What is expected: Each record below should be repeated precisely as written.

(App and web page records)
______________________________

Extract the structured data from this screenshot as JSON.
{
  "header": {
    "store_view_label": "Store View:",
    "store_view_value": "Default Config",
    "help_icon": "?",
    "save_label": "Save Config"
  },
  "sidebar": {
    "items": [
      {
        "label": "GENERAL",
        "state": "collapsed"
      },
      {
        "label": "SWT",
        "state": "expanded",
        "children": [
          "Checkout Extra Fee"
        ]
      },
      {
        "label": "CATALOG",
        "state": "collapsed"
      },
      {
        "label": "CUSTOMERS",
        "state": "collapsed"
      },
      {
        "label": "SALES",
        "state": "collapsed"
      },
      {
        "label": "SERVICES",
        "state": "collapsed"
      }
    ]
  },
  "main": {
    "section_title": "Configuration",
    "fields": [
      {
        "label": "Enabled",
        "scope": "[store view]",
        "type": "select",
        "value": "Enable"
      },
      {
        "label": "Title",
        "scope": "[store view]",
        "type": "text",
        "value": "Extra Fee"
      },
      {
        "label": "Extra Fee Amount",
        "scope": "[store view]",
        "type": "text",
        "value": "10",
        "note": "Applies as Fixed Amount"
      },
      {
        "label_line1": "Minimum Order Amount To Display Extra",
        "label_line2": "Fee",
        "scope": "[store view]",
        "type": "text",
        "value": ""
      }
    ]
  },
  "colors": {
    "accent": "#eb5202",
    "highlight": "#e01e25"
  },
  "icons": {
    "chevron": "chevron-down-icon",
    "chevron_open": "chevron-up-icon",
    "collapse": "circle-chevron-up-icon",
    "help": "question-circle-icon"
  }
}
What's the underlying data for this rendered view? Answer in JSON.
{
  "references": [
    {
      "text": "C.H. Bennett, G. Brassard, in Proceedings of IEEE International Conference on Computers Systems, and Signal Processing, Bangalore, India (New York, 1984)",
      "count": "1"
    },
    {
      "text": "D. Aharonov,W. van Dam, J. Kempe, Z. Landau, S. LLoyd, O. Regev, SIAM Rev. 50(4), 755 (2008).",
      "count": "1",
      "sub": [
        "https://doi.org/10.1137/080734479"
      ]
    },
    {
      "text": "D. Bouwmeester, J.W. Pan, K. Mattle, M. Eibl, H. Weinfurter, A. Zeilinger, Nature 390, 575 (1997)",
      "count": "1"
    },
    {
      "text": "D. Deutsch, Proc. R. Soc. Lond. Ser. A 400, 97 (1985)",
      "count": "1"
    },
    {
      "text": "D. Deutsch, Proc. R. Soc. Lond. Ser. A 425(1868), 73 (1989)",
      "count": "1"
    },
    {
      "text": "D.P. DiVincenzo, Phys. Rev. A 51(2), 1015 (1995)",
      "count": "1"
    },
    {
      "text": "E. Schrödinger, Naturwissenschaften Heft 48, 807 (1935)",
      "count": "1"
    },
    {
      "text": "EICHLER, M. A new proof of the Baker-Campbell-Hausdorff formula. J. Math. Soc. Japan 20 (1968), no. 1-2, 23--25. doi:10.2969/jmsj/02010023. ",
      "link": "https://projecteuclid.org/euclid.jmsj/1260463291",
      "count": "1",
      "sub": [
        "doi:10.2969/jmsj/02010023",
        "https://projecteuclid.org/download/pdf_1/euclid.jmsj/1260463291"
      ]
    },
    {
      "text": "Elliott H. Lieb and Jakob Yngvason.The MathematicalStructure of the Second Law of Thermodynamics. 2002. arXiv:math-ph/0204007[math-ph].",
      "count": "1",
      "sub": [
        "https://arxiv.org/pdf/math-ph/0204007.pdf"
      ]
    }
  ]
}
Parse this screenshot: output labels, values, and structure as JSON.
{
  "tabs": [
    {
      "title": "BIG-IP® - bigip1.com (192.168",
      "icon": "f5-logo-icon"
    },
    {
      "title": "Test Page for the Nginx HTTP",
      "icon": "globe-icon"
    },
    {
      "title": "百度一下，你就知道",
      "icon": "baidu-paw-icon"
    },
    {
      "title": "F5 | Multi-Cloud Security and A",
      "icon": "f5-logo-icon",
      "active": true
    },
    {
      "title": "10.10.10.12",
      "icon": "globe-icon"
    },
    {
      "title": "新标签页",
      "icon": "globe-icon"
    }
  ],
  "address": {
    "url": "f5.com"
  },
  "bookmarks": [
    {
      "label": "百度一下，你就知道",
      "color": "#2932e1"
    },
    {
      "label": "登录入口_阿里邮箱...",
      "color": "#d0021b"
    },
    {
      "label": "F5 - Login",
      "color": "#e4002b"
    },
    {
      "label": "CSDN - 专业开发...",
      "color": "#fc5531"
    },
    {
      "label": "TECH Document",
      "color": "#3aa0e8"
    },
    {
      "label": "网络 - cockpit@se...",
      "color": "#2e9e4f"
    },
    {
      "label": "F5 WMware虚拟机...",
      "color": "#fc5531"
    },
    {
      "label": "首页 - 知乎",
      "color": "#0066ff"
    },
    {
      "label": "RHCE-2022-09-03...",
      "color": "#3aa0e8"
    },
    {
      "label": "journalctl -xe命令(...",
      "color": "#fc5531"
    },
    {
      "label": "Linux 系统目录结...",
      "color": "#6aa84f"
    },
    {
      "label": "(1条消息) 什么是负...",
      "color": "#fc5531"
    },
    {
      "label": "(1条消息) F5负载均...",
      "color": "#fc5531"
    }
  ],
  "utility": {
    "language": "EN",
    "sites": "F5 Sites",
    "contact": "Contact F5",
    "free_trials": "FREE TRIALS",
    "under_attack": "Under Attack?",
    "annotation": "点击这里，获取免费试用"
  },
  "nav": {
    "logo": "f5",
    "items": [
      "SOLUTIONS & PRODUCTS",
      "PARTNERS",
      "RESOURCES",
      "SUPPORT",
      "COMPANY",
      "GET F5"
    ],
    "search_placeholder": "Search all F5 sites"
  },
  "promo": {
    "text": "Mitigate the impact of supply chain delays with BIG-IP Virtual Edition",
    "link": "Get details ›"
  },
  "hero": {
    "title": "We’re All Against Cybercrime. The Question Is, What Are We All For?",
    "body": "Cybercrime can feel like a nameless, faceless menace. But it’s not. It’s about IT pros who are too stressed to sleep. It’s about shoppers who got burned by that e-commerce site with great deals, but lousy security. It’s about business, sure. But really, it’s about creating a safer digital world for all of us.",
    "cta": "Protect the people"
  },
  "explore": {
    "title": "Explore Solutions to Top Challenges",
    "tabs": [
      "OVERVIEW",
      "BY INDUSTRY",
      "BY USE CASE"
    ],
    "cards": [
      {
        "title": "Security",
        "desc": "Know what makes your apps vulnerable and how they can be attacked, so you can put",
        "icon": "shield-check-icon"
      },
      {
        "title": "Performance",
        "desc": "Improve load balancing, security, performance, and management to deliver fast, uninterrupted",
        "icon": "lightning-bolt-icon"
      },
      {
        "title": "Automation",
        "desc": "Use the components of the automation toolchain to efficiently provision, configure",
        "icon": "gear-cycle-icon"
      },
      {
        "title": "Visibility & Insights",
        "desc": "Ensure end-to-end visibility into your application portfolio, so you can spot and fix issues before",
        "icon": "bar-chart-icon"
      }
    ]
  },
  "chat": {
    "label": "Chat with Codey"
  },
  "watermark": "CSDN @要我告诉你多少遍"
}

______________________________

Problem solution:
Extract the structured data from this screenshot as JSON.
{
  "header": {
    "store_view_label": "Store View:",
    "store_view_value": "Default Config",
    "help_icon": "?",
    "save_label": "Save Config"
  },
  "sidebar": {
    "items": [
      {
        "label": "GENERAL",
        "state": "collapsed"
      },
      {
        "label": "SWT",
        "state": "expanded",
        "children": [
          "Checkout Extra Fee"
        ]
      },
      {
        "label": "CATALOG",
        "state": "collapsed"
      },
      {
        "label": "CUSTOMERS",
        "state": "collapsed"
      },
      {
        "label": "SALES",
        "state": "collapsed"
      },
      {
        "label": "SERVICES",
        "state": "collapsed"
      }
    ]
  },
  "main": {
    "section_title": "Configuration",
    "fields": [
      {
        "label": "Enabled",
        "scope": "[store view]",
        "type": "select",
        "value": "Enable"
      },
      {
        "label": "Title",
        "scope": "[store view]",
        "type": "text",
        "value": "Extra Fee"
      },
      {
        "label": "Extra Fee Amount",
        "scope": "[store view]",
        "type": "text",
        "value": "10",
        "note": "Applies as Fixed Amount"
      },
      {
        "label_line1": "Minimum Order Amount To Display Extra",
        "label_line2": "Fee",
        "scope": "[store view]",
        "type": "text",
        "value": ""
      }
    ]
  },
  "colors": {
    "accent": "#eb5202",
    "highlight": "#e01e25"
  },
  "icons": {
    "chevron": "chevron-down-icon",
    "chevron_open": "chevron-up-icon",
    "collapse": "circle-chevron-up-icon",
    "help": "question-circle-icon"
  }
}
What's the underlying data for this rendered view? Answer in JSON.
{
  "references": [
    {
      "text": "C.H. Bennett, G. Brassard, in Proceedings of IEEE International Conference on Computers Systems, and Signal Processing, Bangalore, India (New York, 1984)",
      "count": "1"
    },
    {
      "text": "D. Aharonov,W. van Dam, J. Kempe, Z. Landau, S. LLoyd, O. Regev, SIAM Rev. 50(4), 755 (2008).",
      "count": "1",
      "sub": [
        "https://doi.org/10.1137/080734479"
      ]
    },
    {
      "text": "D. Bouwmeester, J.W. Pan, K. Mattle, M. Eibl, H. Weinfurter, A. Zeilinger, Nature 390, 575 (1997)",
      "count": "1"
    },
    {
      "text": "D. Deutsch, Proc. R. Soc. Lond. Ser. A 400, 97 (1985)",
      "count": "1"
    },
    {
      "text": "D. Deutsch, Proc. R. Soc. Lond. Ser. A 425(1868), 73 (1989)",
      "count": "1"
    },
    {
      "text": "D.P. DiVincenzo, Phys. Rev. A 51(2), 1015 (1995)",
      "count": "1"
    },
    {
      "text": "E. Schrödinger, Naturwissenschaften Heft 48, 807 (1935)",
      "count": "1"
    },
    {
      "text": "EICHLER, M. A new proof of the Baker-Campbell-Hausdorff formula. J. Math. Soc. Japan 20 (1968), no. 1-2, 23--25. doi:10.2969/jmsj/02010023. ",
      "link": "https://projecteuclid.org/euclid.jmsj/1260463291",
      "count": "1",
      "sub": [
        "doi:10.2969/jmsj/02010023",
        "https://projecteuclid.org/download/pdf_1/euclid.jmsj/1260463291"
      ]
    },
    {
      "text": "Elliott H. Lieb and Jakob Yngvason.The MathematicalStructure of the Second Law of Thermodynamics. 2002. arXiv:math-ph/0204007[math-ph].",
      "count": "1",
      "sub": [
        "https://arxiv.org/pdf/math-ph/0204007.pdf"
      ]
    }
  ]
}
Parse this screenshot: output labels, values, and structure as JSON.
{
  "tabs": [
    {
      "title": "BIG-IP® - bigip1.com (192.168",
      "icon": "f5-logo-icon"
    },
    {
      "title": "Test Page for the Nginx HTTP",
      "icon": "globe-icon"
    },
    {
      "title": "百度一下，你就知道",
      "icon": "baidu-paw-icon"
    },
    {
      "title": "F5 | Multi-Cloud Security and A",
      "icon": "f5-logo-icon",
      "active": true
    },
    {
      "title": "10.10.10.12",
      "icon": "globe-icon"
    },
    {
      "title": "新标签页",
      "icon": "globe-icon"
    }
  ],
  "address": {
    "url": "f5.com"
  },
  "bookmarks": [
    {
      "label": "百度一下，你就知道",
      "color": "#2932e1"
    },
    {
      "label": "登录入口_阿里邮箱...",
      "color": "#d0021b"
    },
    {
      "label": "F5 - Login",
      "color": "#e4002b"
    },
    {
      "label": "CSDN - 专业开发...",
      "color": "#fc5531"
    },
    {
      "label": "TECH Document",
      "color": "#3aa0e8"
    },
    {
      "label": "网络 - cockpit@se...",
      "color": "#2e9e4f"
    },
    {
      "label": "F5 WMware虚拟机...",
      "color": "#fc5531"
    },
    {
      "label": "首页 - 知乎",
      "color": "#0066ff"
    },
    {
      "label": "RHCE-2022-09-03...",
      "color": "#3aa0e8"
    },
    {
      "label": "journalctl -xe命令(...",
      "color": "#fc5531"
    },
    {
      "label": "Linux 系统目录结...",
      "color": "#6aa84f"
    },
    {
      "label": "(1条消息) 什么是负...",
      "color": "#fc5531"
    },
    {
      "label": "(1条消息) F5负载均...",
      "color": "#fc5531"
    }
  ],
  "utility": {
    "language": "EN",
    "sites": "F5 Sites",
    "contact": "Contact F5",
    "free_trials": "FREE TRIALS",
    "under_attack": "Under Attack?",
    "annotation": "点击这里，获取免费试用"
  },
  "nav": {
    "logo": "f5",
    "items": [
      "SOLUTIONS & PRODUCTS",
      "PARTNERS",
      "RESOURCES",
      "SUPPORT",
      "COMPANY",
      "GET F5"
    ],
    "search_placeholder": "Search all F5 sites"
  },
  "promo": {
    "text": "Mitigate the impact of supply chain delays with BIG-IP Virtual Edition",
    "link": "Get details ›"
  },
  "hero": {
    "title": "We’re All Against Cybercrime. The Question Is, What Are We All For?",
    "body": "Cybercrime can feel like a nameless, faceless menace. But it’s not. It’s about IT pros who are too stressed to sleep. It’s about shoppers who got burned by that e-commerce site with great deals, but lousy security. It’s about business, sure. But really, it’s about creating a safer digital world for all of us.",
    "cta": "Protect the people"
  },
  "explore": {
    "title": "Explore Solutions to Top Challenges",
    "tabs": [
      "OVERVIEW",
      "BY INDUSTRY",
      "BY USE CASE"
    ],
    "cards": [
      {
        "title": "Security",
        "desc": "Know what makes your apps vulnerable and how they can be attacked, so you can put",
        "icon": "shield-check-icon"
      },
      {
        "title": "Performance",
        "desc": "Improve load balancing, security, performance, and management to deliver fast, uninterrupted",
        "icon": "lightning-bolt-icon"
      },
      {
        "title": "Automation",
        "desc": "Use the components of the automation toolchain to efficiently provision, configure",
        "icon": "gear-cycle-icon"
      },
      {
        "title": "Visibility & Insights",
        "desc": "Ensure end-to-end visibility into your application portfolio, so you can spot and fix issues before",
        "icon": "bar-chart-icon"
      }
    ]
  },
  "chat": {
    "label": "Chat with Codey"
  },
  "watermark": "CSDN @要我告诉你多少遍"
}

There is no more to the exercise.